** Problem requirements **
Reproduce verbatim only the line that holds "Read all visible content and emit it as JSON." and the lines that follow it to the end of the listing.

** Data supplied **
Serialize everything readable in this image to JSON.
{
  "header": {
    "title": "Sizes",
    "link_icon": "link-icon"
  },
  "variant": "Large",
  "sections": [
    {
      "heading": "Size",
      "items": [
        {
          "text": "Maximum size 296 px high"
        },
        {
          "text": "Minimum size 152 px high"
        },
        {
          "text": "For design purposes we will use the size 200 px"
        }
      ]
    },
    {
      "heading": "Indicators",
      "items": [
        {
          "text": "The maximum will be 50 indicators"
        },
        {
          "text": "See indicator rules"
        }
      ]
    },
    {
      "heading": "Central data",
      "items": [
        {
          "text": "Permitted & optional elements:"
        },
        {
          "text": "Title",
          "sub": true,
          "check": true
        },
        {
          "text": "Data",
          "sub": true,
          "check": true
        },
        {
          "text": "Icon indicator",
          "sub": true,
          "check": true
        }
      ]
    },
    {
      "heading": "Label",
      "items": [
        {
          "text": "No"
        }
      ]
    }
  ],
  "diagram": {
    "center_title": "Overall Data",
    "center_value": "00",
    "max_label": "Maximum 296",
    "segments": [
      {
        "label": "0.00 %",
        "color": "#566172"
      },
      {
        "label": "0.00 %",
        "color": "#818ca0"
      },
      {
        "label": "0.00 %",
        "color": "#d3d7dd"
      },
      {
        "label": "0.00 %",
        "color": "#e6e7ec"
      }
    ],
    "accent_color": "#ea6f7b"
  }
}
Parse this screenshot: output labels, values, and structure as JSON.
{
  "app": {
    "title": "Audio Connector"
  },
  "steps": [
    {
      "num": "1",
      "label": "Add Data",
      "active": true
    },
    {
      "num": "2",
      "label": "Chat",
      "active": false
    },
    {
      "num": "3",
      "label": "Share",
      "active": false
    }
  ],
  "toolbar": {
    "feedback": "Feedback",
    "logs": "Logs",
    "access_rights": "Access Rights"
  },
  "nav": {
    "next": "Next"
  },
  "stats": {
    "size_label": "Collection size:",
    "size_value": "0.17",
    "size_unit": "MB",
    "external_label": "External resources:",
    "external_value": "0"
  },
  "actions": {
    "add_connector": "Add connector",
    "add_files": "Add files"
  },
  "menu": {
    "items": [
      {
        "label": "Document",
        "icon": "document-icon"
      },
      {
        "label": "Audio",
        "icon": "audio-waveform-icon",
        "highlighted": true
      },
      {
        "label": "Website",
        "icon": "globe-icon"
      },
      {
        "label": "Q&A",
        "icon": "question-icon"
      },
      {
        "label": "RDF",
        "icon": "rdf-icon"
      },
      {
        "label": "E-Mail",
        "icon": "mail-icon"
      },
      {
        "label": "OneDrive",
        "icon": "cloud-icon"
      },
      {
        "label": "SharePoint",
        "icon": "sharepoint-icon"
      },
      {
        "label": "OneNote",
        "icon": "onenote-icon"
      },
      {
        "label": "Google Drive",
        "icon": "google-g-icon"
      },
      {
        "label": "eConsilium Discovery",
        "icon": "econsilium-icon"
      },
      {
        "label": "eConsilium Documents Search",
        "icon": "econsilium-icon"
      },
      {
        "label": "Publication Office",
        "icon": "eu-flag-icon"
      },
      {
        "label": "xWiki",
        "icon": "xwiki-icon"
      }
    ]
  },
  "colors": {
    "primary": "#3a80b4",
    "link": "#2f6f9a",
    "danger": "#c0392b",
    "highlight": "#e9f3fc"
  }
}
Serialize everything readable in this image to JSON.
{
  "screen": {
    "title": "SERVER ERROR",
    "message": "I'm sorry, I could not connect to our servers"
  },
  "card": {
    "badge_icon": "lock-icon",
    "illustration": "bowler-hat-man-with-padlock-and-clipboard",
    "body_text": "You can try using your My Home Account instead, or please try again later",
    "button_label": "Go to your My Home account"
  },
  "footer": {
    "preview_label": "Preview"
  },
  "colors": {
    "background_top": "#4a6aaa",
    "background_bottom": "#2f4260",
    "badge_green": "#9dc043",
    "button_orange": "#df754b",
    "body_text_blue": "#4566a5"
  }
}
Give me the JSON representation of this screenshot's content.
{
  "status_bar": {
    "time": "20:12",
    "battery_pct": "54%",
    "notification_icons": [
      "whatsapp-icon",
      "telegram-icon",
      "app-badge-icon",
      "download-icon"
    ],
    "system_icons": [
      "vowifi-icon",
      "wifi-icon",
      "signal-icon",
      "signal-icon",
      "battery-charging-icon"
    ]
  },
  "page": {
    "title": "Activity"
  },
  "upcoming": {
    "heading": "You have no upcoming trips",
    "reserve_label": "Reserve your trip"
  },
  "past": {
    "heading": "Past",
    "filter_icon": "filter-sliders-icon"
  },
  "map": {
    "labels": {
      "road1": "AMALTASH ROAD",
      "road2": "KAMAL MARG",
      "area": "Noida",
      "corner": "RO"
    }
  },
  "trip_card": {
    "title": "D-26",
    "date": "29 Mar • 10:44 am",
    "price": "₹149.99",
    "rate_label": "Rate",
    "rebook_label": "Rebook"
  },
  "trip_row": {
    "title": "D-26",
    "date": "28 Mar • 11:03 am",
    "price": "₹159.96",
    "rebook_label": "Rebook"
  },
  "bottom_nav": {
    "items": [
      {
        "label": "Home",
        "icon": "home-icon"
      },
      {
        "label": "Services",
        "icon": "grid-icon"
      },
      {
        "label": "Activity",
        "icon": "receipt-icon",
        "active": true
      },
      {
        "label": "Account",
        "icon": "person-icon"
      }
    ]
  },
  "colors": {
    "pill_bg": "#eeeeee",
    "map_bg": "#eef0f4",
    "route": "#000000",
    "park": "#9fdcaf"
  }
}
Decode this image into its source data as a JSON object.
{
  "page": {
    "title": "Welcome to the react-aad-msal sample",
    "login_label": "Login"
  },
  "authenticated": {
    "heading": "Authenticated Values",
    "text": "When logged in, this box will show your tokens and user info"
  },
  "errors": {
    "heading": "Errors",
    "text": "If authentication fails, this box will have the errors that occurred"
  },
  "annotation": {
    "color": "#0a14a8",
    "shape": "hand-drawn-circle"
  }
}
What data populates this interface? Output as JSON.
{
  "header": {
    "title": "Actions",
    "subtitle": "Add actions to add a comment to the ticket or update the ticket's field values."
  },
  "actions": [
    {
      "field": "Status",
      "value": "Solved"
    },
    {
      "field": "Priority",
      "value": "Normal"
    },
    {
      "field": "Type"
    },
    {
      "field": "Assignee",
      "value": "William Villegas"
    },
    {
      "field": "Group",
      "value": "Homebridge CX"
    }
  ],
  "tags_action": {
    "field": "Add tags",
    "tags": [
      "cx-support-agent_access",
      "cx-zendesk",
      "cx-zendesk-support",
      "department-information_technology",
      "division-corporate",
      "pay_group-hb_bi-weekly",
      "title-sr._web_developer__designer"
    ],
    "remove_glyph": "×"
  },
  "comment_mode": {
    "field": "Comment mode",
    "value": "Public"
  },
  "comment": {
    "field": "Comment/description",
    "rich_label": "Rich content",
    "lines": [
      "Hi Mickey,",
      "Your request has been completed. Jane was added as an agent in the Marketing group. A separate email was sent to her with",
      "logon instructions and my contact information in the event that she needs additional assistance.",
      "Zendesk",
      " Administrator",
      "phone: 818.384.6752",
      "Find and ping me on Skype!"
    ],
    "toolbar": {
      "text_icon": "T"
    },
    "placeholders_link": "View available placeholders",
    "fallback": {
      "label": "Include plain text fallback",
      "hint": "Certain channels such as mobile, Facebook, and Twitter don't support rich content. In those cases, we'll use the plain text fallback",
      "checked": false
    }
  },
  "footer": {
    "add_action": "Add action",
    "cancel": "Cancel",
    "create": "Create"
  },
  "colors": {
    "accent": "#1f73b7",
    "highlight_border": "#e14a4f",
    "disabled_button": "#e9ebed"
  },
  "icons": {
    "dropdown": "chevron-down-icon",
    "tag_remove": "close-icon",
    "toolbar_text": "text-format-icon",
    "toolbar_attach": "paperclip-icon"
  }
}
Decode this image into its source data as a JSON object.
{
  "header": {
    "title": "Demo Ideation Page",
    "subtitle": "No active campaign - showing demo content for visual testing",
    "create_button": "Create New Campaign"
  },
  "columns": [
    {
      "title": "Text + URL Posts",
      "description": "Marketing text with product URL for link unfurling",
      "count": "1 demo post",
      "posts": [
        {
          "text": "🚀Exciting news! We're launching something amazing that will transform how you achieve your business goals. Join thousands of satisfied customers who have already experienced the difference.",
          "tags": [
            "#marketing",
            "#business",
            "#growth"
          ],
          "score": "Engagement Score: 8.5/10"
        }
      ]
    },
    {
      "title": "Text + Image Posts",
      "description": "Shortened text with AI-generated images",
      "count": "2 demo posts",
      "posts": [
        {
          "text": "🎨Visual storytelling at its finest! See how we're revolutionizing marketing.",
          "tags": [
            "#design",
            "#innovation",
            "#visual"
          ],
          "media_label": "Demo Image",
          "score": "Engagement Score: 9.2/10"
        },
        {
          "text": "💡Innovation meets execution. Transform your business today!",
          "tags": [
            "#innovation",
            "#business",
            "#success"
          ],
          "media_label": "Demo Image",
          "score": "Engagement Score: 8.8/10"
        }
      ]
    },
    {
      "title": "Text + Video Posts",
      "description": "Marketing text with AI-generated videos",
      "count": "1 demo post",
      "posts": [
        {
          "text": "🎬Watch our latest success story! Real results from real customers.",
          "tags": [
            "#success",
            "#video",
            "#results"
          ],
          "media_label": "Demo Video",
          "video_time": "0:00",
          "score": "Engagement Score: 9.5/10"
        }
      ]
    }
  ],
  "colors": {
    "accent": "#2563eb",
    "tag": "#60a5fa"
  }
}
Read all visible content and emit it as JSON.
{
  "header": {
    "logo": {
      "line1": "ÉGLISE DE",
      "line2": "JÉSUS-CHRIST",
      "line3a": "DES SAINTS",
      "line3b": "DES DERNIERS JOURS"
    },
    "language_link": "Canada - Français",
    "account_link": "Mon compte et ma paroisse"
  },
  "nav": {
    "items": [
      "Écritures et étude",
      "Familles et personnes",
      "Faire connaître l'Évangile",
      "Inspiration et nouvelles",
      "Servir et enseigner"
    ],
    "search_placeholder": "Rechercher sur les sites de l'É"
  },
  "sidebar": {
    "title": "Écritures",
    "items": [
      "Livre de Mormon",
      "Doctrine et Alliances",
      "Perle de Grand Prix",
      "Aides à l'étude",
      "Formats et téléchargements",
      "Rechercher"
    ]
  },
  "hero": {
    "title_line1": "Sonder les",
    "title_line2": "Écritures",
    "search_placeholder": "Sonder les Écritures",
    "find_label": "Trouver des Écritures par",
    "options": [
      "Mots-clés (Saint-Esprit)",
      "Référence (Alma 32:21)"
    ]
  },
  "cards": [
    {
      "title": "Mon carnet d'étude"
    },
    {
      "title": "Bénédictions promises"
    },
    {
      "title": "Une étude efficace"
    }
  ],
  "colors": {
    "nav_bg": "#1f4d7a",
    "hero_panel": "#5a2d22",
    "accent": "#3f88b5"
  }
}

** Solution for this task **
Read all visible content and emit it as JSON.
{
  "header": {
    "logo": {
      "line1": "ÉGLISE DE",
      "line2": "JÉSUS-CHRIST",
      "line3a": "DES SAINTS",
      "line3b": "DES DERNIERS JOURS"
    },
    "language_link": "Canada - Français",
    "account_link": "Mon compte et ma paroisse"
  },
  "nav": {
    "items": [
      "Écritures et étude",
      "Familles et personnes",
      "Faire connaître l'Évangile",
      "Inspiration et nouvelles",
      "Servir et enseigner"
    ],
    "search_placeholder": "Rechercher sur les sites de l'É"
  },
  "sidebar": {
    "title": "Écritures",
    "items": [
      "Livre de Mormon",
      "Doctrine et Alliances",
      "Perle de Grand Prix",
      "Aides à l'étude",
      "Formats et téléchargements",
      "Rechercher"
    ]
  },
  "hero": {
    "title_line1": "Sonder les",
    "title_line2": "Écritures",
    "search_placeholder": "Sonder les Écritures",
    "find_label": "Trouver des Écritures par",
    "options": [
      "Mots-clés (Saint-Esprit)",
      "Référence (Alma 32:21)"
    ]
  },
  "cards": [
    {
      "title": "Mon carnet d'étude"
    },
    {
      "title": "Bénédictions promises"
    },
    {
      "title": "Une étude efficace"
    }
  ],
  "colors": {
    "nav_bg": "#1f4d7a",
    "hero_panel": "#5a2d22",
    "accent": "#3f88b5"
  }
}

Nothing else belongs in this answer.